## Exercise
Determine which lines of the records include the word "label", and copy them.
┄┄┄┄┄┄
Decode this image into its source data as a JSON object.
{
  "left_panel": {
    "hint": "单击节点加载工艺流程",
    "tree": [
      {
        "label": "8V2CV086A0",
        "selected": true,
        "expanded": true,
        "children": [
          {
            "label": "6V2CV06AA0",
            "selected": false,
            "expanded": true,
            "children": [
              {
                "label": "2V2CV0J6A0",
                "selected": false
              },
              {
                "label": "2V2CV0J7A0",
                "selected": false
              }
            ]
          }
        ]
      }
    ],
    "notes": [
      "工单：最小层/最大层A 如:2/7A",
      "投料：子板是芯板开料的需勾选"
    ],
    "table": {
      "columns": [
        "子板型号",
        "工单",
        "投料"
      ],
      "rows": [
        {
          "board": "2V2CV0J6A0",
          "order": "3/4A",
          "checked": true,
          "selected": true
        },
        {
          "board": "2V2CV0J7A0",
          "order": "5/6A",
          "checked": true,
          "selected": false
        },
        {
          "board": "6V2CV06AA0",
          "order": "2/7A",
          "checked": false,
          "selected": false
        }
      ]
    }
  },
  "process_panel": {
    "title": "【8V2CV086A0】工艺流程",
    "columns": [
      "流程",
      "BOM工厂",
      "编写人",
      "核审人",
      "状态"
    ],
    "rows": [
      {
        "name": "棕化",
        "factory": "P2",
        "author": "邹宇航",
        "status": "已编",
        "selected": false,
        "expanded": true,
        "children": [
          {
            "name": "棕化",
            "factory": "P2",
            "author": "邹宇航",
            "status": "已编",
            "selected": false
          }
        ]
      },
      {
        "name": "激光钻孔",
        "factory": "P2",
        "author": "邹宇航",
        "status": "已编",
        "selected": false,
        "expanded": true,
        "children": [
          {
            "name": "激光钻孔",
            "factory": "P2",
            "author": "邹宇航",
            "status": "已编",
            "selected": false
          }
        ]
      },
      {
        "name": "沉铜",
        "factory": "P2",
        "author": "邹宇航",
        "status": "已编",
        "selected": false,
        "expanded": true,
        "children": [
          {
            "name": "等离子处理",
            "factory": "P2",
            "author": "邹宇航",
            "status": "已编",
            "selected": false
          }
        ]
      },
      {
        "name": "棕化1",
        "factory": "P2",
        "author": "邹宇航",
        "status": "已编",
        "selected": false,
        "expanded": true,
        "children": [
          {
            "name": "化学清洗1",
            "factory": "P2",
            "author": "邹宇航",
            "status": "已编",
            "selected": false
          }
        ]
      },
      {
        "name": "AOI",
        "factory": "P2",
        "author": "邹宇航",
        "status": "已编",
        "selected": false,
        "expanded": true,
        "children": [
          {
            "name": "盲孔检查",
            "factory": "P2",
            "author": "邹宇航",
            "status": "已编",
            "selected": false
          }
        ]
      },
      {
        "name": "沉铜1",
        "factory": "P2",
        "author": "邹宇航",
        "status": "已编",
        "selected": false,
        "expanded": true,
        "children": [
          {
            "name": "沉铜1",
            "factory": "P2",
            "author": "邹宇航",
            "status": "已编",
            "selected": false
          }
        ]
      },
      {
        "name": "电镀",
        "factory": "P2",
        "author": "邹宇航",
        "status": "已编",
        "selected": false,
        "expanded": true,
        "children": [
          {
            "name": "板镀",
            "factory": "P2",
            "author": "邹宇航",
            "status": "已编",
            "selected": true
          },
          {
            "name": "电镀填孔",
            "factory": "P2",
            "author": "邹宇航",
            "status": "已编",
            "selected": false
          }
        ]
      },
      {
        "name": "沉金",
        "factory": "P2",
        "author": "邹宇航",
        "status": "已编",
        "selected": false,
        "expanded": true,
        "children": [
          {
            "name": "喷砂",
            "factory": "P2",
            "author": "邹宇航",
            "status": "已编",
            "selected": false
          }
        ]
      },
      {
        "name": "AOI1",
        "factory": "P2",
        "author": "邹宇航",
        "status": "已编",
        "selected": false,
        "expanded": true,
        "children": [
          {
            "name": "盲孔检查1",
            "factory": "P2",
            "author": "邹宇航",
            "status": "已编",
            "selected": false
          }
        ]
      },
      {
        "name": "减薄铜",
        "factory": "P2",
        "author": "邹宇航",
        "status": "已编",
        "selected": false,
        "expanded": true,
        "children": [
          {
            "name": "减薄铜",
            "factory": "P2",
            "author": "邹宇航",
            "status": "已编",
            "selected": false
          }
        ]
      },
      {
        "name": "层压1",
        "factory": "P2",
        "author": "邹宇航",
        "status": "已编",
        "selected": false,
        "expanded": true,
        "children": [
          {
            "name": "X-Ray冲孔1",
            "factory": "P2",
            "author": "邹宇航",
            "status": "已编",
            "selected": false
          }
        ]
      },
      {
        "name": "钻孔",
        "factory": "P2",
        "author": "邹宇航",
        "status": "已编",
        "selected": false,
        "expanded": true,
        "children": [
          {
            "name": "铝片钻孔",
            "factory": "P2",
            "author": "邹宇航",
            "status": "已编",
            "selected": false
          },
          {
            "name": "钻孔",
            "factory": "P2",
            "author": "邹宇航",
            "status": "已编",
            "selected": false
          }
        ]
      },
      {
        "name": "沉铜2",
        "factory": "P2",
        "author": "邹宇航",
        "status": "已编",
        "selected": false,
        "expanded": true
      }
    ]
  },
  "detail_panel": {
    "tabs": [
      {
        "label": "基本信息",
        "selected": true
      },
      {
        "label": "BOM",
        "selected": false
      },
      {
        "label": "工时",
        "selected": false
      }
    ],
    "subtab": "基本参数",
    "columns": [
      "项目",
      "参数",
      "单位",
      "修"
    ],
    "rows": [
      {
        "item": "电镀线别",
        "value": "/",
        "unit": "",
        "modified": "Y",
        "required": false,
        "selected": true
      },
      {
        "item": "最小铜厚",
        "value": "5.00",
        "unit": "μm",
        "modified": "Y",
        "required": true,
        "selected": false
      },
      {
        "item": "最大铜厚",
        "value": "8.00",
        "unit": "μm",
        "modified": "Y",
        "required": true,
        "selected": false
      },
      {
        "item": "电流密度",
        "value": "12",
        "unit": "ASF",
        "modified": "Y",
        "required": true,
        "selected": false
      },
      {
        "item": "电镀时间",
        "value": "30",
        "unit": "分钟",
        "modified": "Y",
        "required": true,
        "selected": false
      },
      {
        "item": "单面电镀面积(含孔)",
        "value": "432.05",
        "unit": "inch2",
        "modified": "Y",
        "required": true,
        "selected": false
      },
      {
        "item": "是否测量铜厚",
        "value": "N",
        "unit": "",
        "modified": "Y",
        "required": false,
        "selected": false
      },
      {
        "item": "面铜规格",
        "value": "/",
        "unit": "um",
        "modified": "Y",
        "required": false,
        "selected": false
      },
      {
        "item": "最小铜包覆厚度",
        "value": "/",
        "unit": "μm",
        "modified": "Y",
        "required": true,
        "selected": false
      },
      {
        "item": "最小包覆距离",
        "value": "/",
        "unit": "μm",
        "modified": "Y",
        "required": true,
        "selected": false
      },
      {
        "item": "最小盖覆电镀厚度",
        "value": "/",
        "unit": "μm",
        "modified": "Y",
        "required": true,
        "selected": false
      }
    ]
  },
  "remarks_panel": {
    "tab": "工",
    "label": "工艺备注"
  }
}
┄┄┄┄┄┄
## Result for this exercise
        "label": "8V2CV086A0",
            "label": "6V2CV06AA0",
                "label": "2V2CV0J6A0",
                "label": "2V2CV0J7A0",
        "label": "基本信息",
        "label": "BOM",
        "label": "工时",
    "label": "工艺备注"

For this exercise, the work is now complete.